They call them "mummies," as if the manner of embalming made the original less of a human being. And there are many of them, certainly as many as 2,000 (some estimates are as high as 15,000) individual human beings buried in a huge Inca cemetery. But neither factor should confuse. These are human beings, buried some 500 years ago.
The place is called Tupac Amaru, after one of the great Inca captains who rose up against the Spanish. It is a shantytown now, at a site called Puruchuco-Huaquerones, located at the base of desert foothills on the eastern edge of modern day Lima. The find and first digging of the burial ground, with interments of only five centuries ago, is being hailed as the largest and most comprehensive burial site ever "discovered" in the New World.
No doubt for archaeology, it is a major find. National Geographic has jumped on the bandwagon, funding a recent phase of the digging. The find is expected to yield major "new answers" for science. According to Guillermo Cock, the Peruvian anthropologist who has emerged as the prime mover in the affair, "with this, we will rewrite the history of the Inca culture." Cock announced the excavation of more than 900 Inca funeral bundles, containing between 2,000 and 4,000 "mummies," on April 17. Cock hails the find as one of the "most significant in the history of archeology."
Cock has allegedly put together a private contract with residents of the shantytown, who are concerned about eviction, as the project grows. He is now accused of requesting payment from these poor residents to finance much of the digging. Of course, there are problems with this approach. There is already much controversy about his pronouncements and methods.
Predictably, as time goes on, the pacus, or spiritual leaders of Indian Peru, will hear of the desecration that is taking place. The pacus and other religious leaders among the Quechua, the present-day descendants of the Inca people, have rituals and ceremonies just for this type of occasion, as was evident just six years ago when the human remains of 13 mummies found at the National Museum of the American Indian were returned to their living relatives. Federal law mandates such returns of human remains, "to the community of relatives." In the hundreds of repatriations to Indian tribes by federal museums, the utmost respect and appreciation have characterized the actual events.
In 1996, thousands of Quechua people came out while their medicine people ran vigils for days on end for the remains of the 13 long lost relatives. In powerfully solemn ceremonies, they brought to their final resting place what they considered the disturbed remains of their ancestors. A published report authored by Quechua scholar Ramiro Matos in 1997, quoted this prayer: "Why were they taken so far and why did it take so long to return? Why were the bones separated from their spirits and from their Apu (Great Spirit)? Why did they not let the Indians stay, not even in their tombs?"
The occasion of return of long lost remains in 1996 became the stuff of legend among highland Quechua. In the midst of many pressing problems of daily survival, tradition and proper culture dictates respect, reverence, for ancestors, their physical remains included.

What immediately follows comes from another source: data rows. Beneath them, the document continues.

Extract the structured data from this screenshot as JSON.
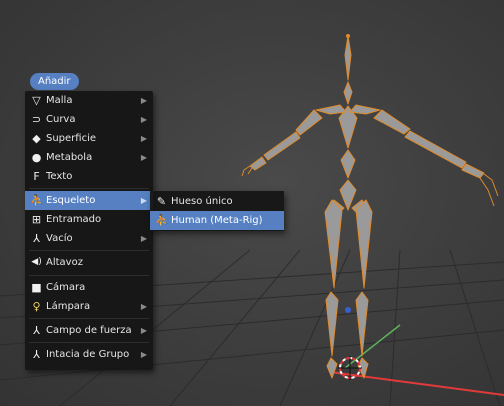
{
  "add_menu": {
    "title": "Añadir",
    "items": [
      {
        "label": "Malla",
        "icon": "mesh-icon",
        "submenu": true
      },
      {
        "label": "Curva",
        "icon": "curve-icon",
        "submenu": true
      },
      {
        "label": "Superficie",
        "icon": "surface-icon",
        "submenu": true
      },
      {
        "label": "Metabola",
        "icon": "metaball-icon",
        "submenu": true
      },
      {
        "label": "Texto",
        "icon": "text-icon",
        "submenu": false
      },
      {
        "label": "Esqueleto",
        "icon": "armature-icon",
        "submenu": true,
        "highlighted": true
      },
      {
        "label": "Entramado",
        "icon": "lattice-icon",
        "submenu": false
      },
      {
        "label": "Vacío",
        "icon": "empty-icon",
        "submenu": true
      },
      {
        "label": "Altavoz",
        "icon": "speaker-icon",
        "submenu": false
      },
      {
        "label": "Cámara",
        "icon": "camera-icon",
        "submenu": false
      },
      {
        "label": "Lámpara",
        "icon": "lamp-icon",
        "submenu": true
      },
      {
        "label": "Campo de fuerza",
        "icon": "force-field-icon",
        "submenu": true
      },
      {
        "label": "Intacia de Grupo",
        "icon": "group-instance-icon",
        "submenu": true
      }
    ]
  },
  "armature_submenu": {
    "items": [
      {
        "label": "Hueso único",
        "icon": "bone-icon",
        "highlighted": false
      },
      {
        "label": "Human (Meta-Rig)",
        "icon": "armature-icon",
        "highlighted": true
      }
    ]
  },
  "colors": {
    "accent": "#5680c2",
    "menu_bg": "#141414",
    "bone_fill": "#9a9a9a",
    "bone_outline": "#e08a2a"
  }
}
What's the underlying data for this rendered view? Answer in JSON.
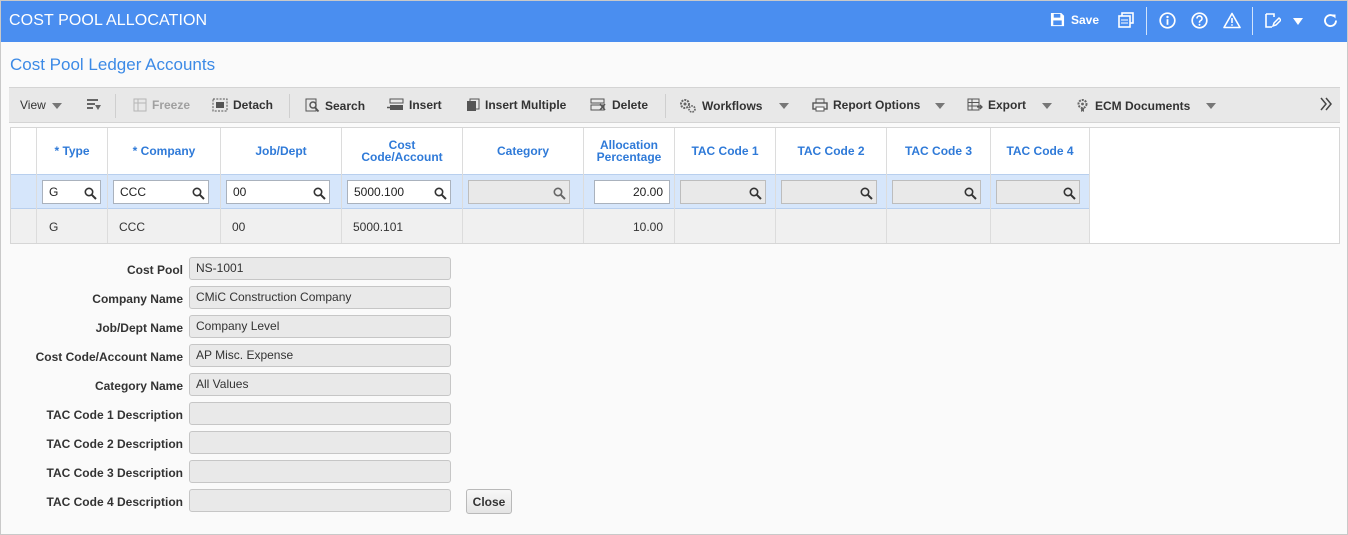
{
  "header": {
    "title": "COST POOL ALLOCATION",
    "save_label": "Save",
    "bg_color": "#4a8ef0"
  },
  "section": {
    "title": "Cost Pool Ledger Accounts"
  },
  "toolbar": {
    "view": "View",
    "freeze": "Freeze",
    "detach": "Detach",
    "search": "Search",
    "insert": "Insert",
    "insert_multiple": "Insert Multiple",
    "delete": "Delete",
    "workflows": "Workflows",
    "report_options": "Report Options",
    "export": "Export",
    "ecm_documents": "ECM Documents"
  },
  "grid": {
    "columns": {
      "type": "* Type",
      "company": "* Company",
      "job_dept": "Job/Dept",
      "cost_code_1": "Cost",
      "cost_code_2": "Code/Account",
      "category": "Category",
      "alloc_1": "Allocation",
      "alloc_2": "Percentage",
      "tac1": "TAC Code 1",
      "tac2": "TAC Code 2",
      "tac3": "TAC Code 3",
      "tac4": "TAC Code 4"
    },
    "edit_row": {
      "type": "G",
      "company": "CCC",
      "job_dept": "00",
      "cost_code": "5000.100",
      "category": "",
      "allocation": "20.00",
      "tac1": "",
      "tac2": "",
      "tac3": "",
      "tac4": ""
    },
    "rows": [
      {
        "type": "G",
        "company": "CCC",
        "job_dept": "00",
        "cost_code": "5000.101",
        "category": "",
        "allocation": "10.00"
      }
    ]
  },
  "details": {
    "cost_pool_label": "Cost Pool",
    "cost_pool": "NS-1001",
    "company_name_label": "Company Name",
    "company_name": "CMiC Construction Company",
    "job_dept_name_label": "Job/Dept Name",
    "job_dept_name": "Company Level",
    "cost_code_name_label": "Cost Code/Account Name",
    "cost_code_name": "AP Misc. Expense",
    "category_name_label": "Category Name",
    "category_name": "All Values",
    "tac1_desc_label": "TAC Code 1 Description",
    "tac1_desc": "",
    "tac2_desc_label": "TAC Code 2 Description",
    "tac2_desc": "",
    "tac3_desc_label": "TAC Code 3 Description",
    "tac3_desc": "",
    "tac4_desc_label": "TAC Code 4 Description",
    "tac4_desc": "",
    "close_label": "Close"
  }
}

So, to repeat, these bodies being unearthed are not just simply "mummies" ? to be unwrapped like a Christmas present for archaeologists ? they are the remains of once-living human beings, each with his or her own identity, personality and presumably, immortal spirit. They are Inca people, Quechua ancestors; they are to be treated with respect.
Interestingly, during the same week that saw the announcement of the current grave disturbance in Lima, Peru, congressional hearings took up the issue of funeral directors who were dumping bodies in the woods in Kentucky and Georgia. There was a lot of talk about commitments to the eternal and the horrible break of the human spiritual covenant to disrespect the remains of the dead. Five hundred years is but a small fraction of eternity. These are the remains of human beings, buried, never intended to be disturbed. Their relatives, in a right that is completely universal and denied only by ignorant or racist human beings, we can only hope will claim them, and in time affect their proper reburial.
Regretably, the digging has begun and the scientific community is a-go-go with the possibilities. Careers will be made. The pulling and probing and scraping and brushing of human bone, skin, hair and other tissues will be ordered for the disturbed remains of thousands of human beings. They were put to rest not that very long ago, 500 years, no time at all to rest in the eternal, as was the cultural and rightful intention of their people.